Your objective
All of the lines below should be output exactly as shown.

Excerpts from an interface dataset
----------

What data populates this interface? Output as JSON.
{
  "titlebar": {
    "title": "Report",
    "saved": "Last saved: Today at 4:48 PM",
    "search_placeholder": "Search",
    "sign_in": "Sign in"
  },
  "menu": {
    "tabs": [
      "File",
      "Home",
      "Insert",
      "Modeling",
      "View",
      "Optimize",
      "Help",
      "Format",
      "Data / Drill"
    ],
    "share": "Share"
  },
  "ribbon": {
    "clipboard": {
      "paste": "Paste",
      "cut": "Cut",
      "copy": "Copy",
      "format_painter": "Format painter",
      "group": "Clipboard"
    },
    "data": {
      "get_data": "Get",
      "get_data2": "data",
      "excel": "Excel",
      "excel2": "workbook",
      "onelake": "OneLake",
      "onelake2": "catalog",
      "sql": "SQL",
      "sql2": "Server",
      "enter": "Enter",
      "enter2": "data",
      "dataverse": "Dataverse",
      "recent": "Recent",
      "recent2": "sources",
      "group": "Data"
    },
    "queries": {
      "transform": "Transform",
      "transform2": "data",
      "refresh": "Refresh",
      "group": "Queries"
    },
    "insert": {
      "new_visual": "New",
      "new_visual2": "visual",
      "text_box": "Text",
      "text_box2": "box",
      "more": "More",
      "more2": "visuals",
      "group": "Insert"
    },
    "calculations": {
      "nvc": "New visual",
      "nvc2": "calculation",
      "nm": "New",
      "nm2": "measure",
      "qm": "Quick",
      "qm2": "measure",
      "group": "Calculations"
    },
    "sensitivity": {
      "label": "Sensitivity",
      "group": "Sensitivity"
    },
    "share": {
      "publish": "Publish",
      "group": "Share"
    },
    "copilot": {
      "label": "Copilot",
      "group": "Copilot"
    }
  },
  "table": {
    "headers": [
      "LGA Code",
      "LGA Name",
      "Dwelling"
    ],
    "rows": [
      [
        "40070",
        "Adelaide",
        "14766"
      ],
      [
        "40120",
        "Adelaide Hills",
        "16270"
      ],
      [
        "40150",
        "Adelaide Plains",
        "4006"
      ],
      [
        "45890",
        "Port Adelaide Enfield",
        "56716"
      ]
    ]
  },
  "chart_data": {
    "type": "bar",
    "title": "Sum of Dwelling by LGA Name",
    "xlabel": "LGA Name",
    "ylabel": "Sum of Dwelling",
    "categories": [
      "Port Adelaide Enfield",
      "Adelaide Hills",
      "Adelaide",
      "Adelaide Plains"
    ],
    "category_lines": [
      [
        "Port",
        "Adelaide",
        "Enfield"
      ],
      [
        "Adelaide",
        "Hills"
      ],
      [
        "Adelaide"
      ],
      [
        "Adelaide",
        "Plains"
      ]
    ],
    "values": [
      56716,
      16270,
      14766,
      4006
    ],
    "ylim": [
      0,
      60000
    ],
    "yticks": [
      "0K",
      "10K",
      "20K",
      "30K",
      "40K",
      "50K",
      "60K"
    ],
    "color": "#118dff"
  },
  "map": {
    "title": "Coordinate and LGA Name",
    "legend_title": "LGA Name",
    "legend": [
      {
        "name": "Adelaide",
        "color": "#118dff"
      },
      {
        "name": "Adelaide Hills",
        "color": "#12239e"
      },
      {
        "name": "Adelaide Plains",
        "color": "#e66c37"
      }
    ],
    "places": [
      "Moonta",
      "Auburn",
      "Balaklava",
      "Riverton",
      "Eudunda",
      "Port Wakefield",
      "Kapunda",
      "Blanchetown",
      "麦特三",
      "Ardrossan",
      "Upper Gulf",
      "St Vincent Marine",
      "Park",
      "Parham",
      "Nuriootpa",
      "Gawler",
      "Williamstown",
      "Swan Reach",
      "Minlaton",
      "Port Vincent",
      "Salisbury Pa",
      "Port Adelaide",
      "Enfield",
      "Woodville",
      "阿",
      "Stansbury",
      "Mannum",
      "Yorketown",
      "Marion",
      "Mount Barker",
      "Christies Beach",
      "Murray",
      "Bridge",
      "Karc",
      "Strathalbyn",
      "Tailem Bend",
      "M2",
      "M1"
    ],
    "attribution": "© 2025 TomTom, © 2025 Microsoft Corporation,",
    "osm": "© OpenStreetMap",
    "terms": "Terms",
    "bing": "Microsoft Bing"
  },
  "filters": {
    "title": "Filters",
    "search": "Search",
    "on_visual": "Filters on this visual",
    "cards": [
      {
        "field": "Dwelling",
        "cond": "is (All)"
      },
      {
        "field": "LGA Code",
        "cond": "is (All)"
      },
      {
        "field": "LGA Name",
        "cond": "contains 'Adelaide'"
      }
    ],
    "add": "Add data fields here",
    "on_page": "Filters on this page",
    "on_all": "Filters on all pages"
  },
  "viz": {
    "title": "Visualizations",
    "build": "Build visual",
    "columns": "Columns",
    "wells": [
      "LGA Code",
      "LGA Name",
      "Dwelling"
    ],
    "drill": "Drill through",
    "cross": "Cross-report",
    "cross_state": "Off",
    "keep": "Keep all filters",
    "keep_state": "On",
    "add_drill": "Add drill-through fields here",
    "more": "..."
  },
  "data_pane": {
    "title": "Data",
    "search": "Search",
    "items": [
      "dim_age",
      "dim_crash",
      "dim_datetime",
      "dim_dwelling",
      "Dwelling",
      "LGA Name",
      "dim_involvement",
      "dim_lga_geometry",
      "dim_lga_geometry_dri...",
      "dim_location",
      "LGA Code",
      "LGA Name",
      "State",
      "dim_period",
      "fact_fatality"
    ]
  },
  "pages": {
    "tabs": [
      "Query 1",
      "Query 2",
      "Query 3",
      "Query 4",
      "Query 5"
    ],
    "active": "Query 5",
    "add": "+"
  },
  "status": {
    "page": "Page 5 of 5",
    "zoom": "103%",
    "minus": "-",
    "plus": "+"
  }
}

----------

Written answer
What data populates this interface? Output as JSON.
{
  "titlebar": {
    "title": "Report",
    "saved": "Last saved: Today at 4:48 PM",
    "search_placeholder": "Search",
    "sign_in": "Sign in"
  },
  "menu": {
    "tabs": [
      "File",
      "Home",
      "Insert",
      "Modeling",
      "View",
      "Optimize",
      "Help",
      "Format",
      "Data / Drill"
    ],
    "share": "Share"
  },
  "ribbon": {
    "clipboard": {
      "paste": "Paste",
      "cut": "Cut",
      "copy": "Copy",
      "format_painter": "Format painter",
      "group": "Clipboard"
    },
    "data": {
      "get_data": "Get",
      "get_data2": "data",
      "excel": "Excel",
      "excel2": "workbook",
      "onelake": "OneLake",
      "onelake2": "catalog",
      "sql": "SQL",
      "sql2": "Server",
      "enter": "Enter",
      "enter2": "data",
      "dataverse": "Dataverse",
      "recent": "Recent",
      "recent2": "sources",
      "group": "Data"
    },
    "queries": {
      "transform": "Transform",
      "transform2": "data",
      "refresh": "Refresh",
      "group": "Queries"
    },
    "insert": {
      "new_visual": "New",
      "new_visual2": "visual",
      "text_box": "Text",
      "text_box2": "box",
      "more": "More",
      "more2": "visuals",
      "group": "Insert"
    },
    "calculations": {
      "nvc": "New visual",
      "nvc2": "calculation",
      "nm": "New",
      "nm2": "measure",
      "qm": "Quick",
      "qm2": "measure",
      "group": "Calculations"
    },
    "sensitivity": {
      "label": "Sensitivity",
      "group": "Sensitivity"
    },
    "share": {
      "publish": "Publish",
      "group": "Share"
    },
    "copilot": {
      "label": "Copilot",
      "group": "Copilot"
    }
  },
  "table": {
    "headers": [
      "LGA Code",
      "LGA Name",
      "Dwelling"
    ],
    "rows": [
      [
        "40070",
        "Adelaide",
        "14766"
      ],
      [
        "40120",
        "Adelaide Hills",
        "16270"
      ],
      [
        "40150",
        "Adelaide Plains",
        "4006"
      ],
      [
        "45890",
        "Port Adelaide Enfield",
        "56716"
      ]
    ]
  },
  "chart_data": {
    "type": "bar",
    "title": "Sum of Dwelling by LGA Name",
    "xlabel": "LGA Name",
    "ylabel": "Sum of Dwelling",
    "categories": [
      "Port Adelaide Enfield",
      "Adelaide Hills",
      "Adelaide",
      "Adelaide Plains"
    ],
    "category_lines": [
      [
        "Port",
        "Adelaide",
        "Enfield"
      ],
      [
        "Adelaide",
        "Hills"
      ],
      [
        "Adelaide"
      ],
      [
        "Adelaide",
        "Plains"
      ]
    ],
    "values": [
      56716,
      16270,
      14766,
      4006
    ],
    "ylim": [
      0,
      60000
    ],
    "yticks": [
      "0K",
      "10K",
      "20K",
      "30K",
      "40K",
      "50K",
      "60K"
    ],
    "color": "#118dff"
  },
  "map": {
    "title": "Coordinate and LGA Name",
    "legend_title": "LGA Name",
    "legend": [
      {
        "name": "Adelaide",
        "color": "#118dff"
      },
      {
        "name": "Adelaide Hills",
        "color": "#12239e"
      },
      {
        "name": "Adelaide Plains",
        "color": "#e66c37"
      }
    ],
    "places": [
      "Moonta",
      "Auburn",
      "Balaklava",
      "Riverton",
      "Eudunda",
      "Port Wakefield",
      "Kapunda",
      "Blanchetown",
      "麦特三",
      "Ardrossan",
      "Upper Gulf",
      "St Vincent Marine",
      "Park",
      "Parham",
      "Nuriootpa",
      "Gawler",
      "Williamstown",
      "Swan Reach",
      "Minlaton",
      "Port Vincent",
      "Salisbury Pa",
      "Port Adelaide",
      "Enfield",
      "Woodville",
      "阿",
      "Stansbury",
      "Mannum",
      "Yorketown",
      "Marion",
      "Mount Barker",
      "Christies Beach",
      "Murray",
      "Bridge",
      "Karc",
      "Strathalbyn",
      "Tailem Bend",
      "M2",
      "M1"
    ],
    "attribution": "© 2025 TomTom, © 2025 Microsoft Corporation,",
    "osm": "© OpenStreetMap",
    "terms": "Terms",
    "bing": "Microsoft Bing"
  },
  "filters": {
    "title": "Filters",
    "search": "Search",
    "on_visual": "Filters on this visual",
    "cards": [
      {
        "field": "Dwelling",
        "cond": "is (All)"
      },
      {
        "field": "LGA Code",
        "cond": "is (All)"
      },
      {
        "field": "LGA Name",
        "cond": "contains 'Adelaide'"
      }
    ],
    "add": "Add data fields here",
    "on_page": "Filters on this page",
    "on_all": "Filters on all pages"
  },
  "viz": {
    "title": "Visualizations",
    "build": "Build visual",
    "columns": "Columns",
    "wells": [
      "LGA Code",
      "LGA Name",
      "Dwelling"
    ],
    "drill": "Drill through",
    "cross": "Cross-report",
    "cross_state": "Off",
    "keep": "Keep all filters",
    "keep_state": "On",
    "add_drill": "Add drill-through fields here",
    "more": "..."
  },
  "data_pane": {
    "title": "Data",
    "search": "Search",
    "items": [
      "dim_age",
      "dim_crash",
      "dim_datetime",
      "dim_dwelling",
      "Dwelling",
      "LGA Name",
      "dim_involvement",
      "dim_lga_geometry",
      "dim_lga_geometry_dri...",
      "dim_location",
      "LGA Code",
      "LGA Name",
      "State",
      "dim_period",
      "fact_fatality"
    ]
  },
  "pages": {
    "tabs": [
      "Query 1",
      "Query 2",
      "Query 3",
      "Query 4",
      "Query 5"
    ],
    "active": "Query 5",
    "add": "+"
  },
  "status": {
    "page": "Page 5 of 5",
    "zoom": "103%",
    "minus": "-",
    "plus": "+"
  }
}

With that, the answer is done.